His portrayal of a Black woman who had had enough, who had turned two too many cheeks, who had finally snapped under the pressure was wildly sadistic and nonsensical. If Black women snapped to that degree every time Black men used, abused and tossed the to the side like waste, there would likely be no more Black men left. And furthermore, Tyler wasted the perfect opportunity to expound upon the ever-growing mental health issue among Black women in an honest and competent way. Instead, he choose to make the victim the villain, a role we play all too well. The reality is that we are not villains for not being superhuman. No human, not even the Black female kind, is built to endure the emotional, psychological, and financial strain that Black women endure, and yet, we are given little clemency when we buckle. Instead we’re painted as crazy, unhinged, violent, and illogical. Black women are not society’s punching bag and instead of making films punishing us for not being able to endure more, how about making a film where we don’t have to?

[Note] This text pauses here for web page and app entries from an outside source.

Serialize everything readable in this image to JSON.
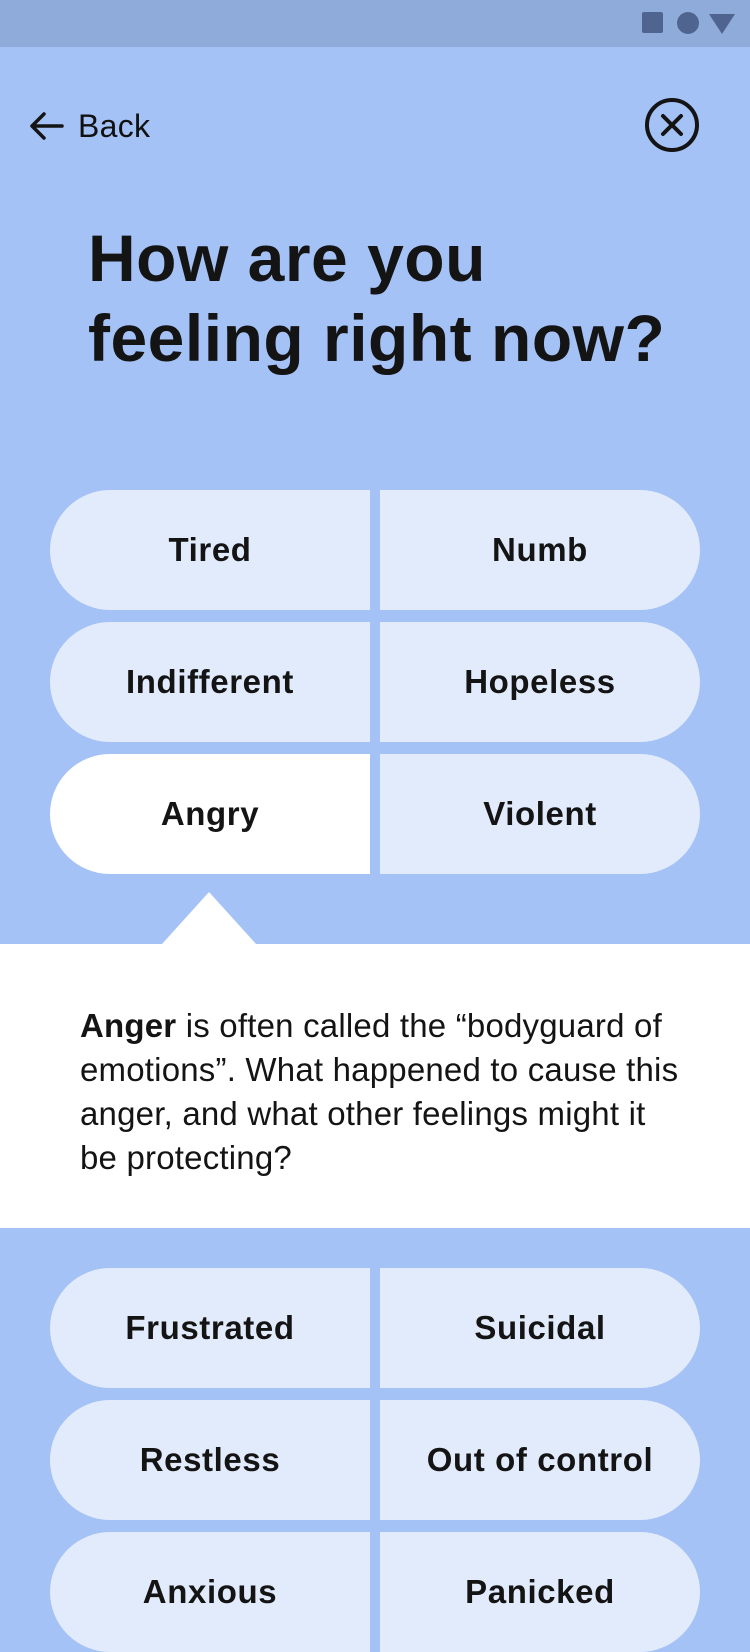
{
  "header": {
    "back_label": "Back"
  },
  "question": {
    "title": "How are you feeling right now?"
  },
  "feelings_top": [
    "Tired",
    "Numb",
    "Indifferent",
    "Hopeless",
    "Angry",
    "Violent"
  ],
  "selected_feeling": "Angry",
  "info_card": {
    "emphasis": "Anger",
    "text": " is often called the “bodyguard of emotions”. What happened to cause this anger, and what other feelings might it be protecting?"
  },
  "feelings_bottom": [
    "Frustrated",
    "Suicidal",
    "Restless",
    "Out of control",
    "Anxious",
    "Panicked"
  ],
  "colors": {
    "background": "#a4c2f6",
    "status_bar": "#8eabd9",
    "pill": "#e2ebfc",
    "pill_selected": "#ffffff",
    "text": "#141414"
  },
  "icons": {
    "back": "arrow-left-icon",
    "close": "close-circle-icon"
  }
}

I won’t be going to see another Tyler Perry film. I’m adding him to my ever-growing list of rappers who only refer to Black women as hoes and bitches. I’m adding him to my ever-growing list of businesses that treat Black women with disregard and disdain. I’m adding him to my ever-growing list of television shows that insist upon promoting the public disgracing of Black women and anyone, for that matter, who would tell the Black woman’s story through any voice other than her own. Tyler Perry does not get a pass from me. If nothing else does, Black women deserve to have their stories told with sincerity and with integrity, both in real life and in works of art. And any Black man who would infer that a Black woman cannot have it all or should be humbled in her pursuit isn’t a Black man I choose to support. It’s been a great run and I can say we did share some good times, but Tyler Perry, it’s time to leave Black women alone.